What to work on:
Whenever a line below includes the word "this", copy that line.

Records provided:
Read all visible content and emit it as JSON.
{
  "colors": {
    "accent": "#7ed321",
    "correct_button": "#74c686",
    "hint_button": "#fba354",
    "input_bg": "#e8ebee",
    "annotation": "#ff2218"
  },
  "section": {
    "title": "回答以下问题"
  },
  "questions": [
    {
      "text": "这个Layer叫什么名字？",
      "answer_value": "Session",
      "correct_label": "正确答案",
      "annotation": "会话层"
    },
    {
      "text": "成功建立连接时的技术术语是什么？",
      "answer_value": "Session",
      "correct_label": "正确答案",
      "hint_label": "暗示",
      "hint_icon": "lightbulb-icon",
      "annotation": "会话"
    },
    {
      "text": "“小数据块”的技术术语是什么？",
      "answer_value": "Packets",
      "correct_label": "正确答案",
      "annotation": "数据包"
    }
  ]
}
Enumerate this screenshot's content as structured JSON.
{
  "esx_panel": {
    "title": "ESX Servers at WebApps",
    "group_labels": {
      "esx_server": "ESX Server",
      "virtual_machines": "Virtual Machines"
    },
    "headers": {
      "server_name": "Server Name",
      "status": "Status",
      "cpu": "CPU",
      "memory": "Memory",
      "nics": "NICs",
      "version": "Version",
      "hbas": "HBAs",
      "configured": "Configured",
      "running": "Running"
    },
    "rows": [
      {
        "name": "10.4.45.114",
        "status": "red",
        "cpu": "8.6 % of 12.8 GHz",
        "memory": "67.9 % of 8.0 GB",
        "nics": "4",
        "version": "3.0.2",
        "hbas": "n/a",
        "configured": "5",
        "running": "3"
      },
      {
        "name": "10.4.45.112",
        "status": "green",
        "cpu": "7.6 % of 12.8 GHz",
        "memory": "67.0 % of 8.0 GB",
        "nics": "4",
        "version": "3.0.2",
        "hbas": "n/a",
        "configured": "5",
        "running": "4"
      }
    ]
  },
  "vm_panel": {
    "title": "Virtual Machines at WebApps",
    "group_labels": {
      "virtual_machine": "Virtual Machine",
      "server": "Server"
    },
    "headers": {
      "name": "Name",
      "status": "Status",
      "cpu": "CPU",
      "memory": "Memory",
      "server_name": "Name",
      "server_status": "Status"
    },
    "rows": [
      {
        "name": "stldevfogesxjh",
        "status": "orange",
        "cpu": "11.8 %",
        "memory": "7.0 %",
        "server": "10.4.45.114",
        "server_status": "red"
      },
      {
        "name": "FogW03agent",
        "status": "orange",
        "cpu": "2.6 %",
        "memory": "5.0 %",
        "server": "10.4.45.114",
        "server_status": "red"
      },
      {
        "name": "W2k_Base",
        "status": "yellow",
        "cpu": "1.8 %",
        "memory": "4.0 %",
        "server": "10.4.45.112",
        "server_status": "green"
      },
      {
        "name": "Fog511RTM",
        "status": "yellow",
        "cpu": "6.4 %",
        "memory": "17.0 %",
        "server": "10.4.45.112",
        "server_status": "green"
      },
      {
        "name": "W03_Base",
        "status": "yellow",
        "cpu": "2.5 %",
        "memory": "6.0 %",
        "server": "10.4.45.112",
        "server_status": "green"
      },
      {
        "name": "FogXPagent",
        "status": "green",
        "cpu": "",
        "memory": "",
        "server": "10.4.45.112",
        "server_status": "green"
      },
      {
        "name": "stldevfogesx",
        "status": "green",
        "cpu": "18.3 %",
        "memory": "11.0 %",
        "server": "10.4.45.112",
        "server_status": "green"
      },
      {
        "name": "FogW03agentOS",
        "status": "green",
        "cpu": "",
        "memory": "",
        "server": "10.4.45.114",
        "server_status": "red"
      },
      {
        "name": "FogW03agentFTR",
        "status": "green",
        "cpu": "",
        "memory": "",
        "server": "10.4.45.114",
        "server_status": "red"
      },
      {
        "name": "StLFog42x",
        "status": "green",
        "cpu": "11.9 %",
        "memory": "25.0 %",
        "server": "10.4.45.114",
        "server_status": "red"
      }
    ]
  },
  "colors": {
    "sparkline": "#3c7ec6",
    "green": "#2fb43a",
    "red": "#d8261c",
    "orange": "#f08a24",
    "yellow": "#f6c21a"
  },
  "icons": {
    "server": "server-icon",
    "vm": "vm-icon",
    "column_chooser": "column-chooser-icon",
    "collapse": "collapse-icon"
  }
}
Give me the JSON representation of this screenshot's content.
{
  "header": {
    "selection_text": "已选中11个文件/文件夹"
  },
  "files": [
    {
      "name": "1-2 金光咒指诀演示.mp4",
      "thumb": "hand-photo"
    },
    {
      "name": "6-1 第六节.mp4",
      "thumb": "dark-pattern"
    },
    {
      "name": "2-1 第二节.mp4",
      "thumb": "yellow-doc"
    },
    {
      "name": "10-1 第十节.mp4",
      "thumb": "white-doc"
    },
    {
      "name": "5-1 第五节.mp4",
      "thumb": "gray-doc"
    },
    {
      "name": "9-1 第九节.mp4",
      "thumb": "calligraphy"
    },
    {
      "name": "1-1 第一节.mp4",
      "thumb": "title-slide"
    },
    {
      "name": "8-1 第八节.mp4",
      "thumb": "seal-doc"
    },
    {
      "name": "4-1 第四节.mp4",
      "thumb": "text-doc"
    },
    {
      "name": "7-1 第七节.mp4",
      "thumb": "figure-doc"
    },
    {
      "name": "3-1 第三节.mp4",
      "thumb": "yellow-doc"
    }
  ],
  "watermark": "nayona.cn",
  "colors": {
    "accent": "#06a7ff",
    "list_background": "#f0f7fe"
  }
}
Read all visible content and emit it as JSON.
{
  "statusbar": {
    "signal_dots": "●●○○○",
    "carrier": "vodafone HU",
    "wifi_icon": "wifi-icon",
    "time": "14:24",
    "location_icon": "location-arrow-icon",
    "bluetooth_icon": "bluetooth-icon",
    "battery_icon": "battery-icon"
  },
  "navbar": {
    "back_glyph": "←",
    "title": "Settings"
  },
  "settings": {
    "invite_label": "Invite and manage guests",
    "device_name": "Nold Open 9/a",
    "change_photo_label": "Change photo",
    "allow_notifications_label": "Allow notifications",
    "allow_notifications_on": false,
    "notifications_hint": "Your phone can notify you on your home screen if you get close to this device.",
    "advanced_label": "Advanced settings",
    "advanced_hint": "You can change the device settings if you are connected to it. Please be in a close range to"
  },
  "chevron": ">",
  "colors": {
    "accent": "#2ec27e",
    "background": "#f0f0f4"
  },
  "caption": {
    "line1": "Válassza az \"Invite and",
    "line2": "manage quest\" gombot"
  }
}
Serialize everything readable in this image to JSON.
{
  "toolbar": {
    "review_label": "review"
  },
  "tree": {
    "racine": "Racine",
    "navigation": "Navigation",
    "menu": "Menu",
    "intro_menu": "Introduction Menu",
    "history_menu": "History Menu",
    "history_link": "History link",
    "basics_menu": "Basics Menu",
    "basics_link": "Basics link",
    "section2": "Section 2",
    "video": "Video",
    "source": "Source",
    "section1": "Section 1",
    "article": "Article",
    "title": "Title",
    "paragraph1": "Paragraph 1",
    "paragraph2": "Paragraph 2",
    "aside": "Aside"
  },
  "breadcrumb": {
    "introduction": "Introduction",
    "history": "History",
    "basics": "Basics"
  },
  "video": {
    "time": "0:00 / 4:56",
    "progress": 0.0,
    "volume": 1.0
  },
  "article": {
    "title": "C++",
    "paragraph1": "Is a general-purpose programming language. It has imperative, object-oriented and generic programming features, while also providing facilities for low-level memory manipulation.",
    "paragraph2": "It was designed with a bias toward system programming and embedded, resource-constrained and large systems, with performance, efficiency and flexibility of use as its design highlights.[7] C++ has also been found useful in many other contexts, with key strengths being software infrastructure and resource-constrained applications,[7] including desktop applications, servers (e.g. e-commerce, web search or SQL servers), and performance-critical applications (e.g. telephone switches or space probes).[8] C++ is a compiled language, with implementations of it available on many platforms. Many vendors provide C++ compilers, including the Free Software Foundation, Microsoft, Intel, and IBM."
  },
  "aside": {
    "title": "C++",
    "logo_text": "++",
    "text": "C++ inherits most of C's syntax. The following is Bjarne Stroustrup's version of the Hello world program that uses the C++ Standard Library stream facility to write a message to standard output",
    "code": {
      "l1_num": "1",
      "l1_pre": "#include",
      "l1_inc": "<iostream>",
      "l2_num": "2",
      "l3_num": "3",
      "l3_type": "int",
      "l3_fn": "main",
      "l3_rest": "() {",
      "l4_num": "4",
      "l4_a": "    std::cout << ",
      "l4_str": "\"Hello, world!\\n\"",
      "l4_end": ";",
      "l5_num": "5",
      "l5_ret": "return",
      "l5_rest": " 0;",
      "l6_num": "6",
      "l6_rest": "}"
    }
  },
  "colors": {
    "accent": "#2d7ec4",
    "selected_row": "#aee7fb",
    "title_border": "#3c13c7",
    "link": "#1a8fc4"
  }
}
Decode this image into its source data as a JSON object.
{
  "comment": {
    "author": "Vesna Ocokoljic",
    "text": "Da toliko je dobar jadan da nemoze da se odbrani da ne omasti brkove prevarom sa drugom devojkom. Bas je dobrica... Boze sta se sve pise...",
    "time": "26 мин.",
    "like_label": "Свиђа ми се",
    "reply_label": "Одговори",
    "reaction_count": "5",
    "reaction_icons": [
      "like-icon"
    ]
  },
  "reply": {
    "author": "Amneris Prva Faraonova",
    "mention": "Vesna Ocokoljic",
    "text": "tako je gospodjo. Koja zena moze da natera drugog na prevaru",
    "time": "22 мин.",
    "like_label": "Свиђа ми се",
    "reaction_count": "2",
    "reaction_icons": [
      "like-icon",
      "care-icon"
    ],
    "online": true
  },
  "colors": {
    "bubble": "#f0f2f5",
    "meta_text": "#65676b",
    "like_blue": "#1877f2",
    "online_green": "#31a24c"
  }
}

Output of the task:
Enumerate this screenshot's content as structured JSON.
Give me the JSON representation of this screenshot's content.
    "notifications_hint": "Your phone can notify you on your home screen if you get close to this device.",
Serialize everything readable in this image to JSON.
Decode this image into its source data as a JSON object.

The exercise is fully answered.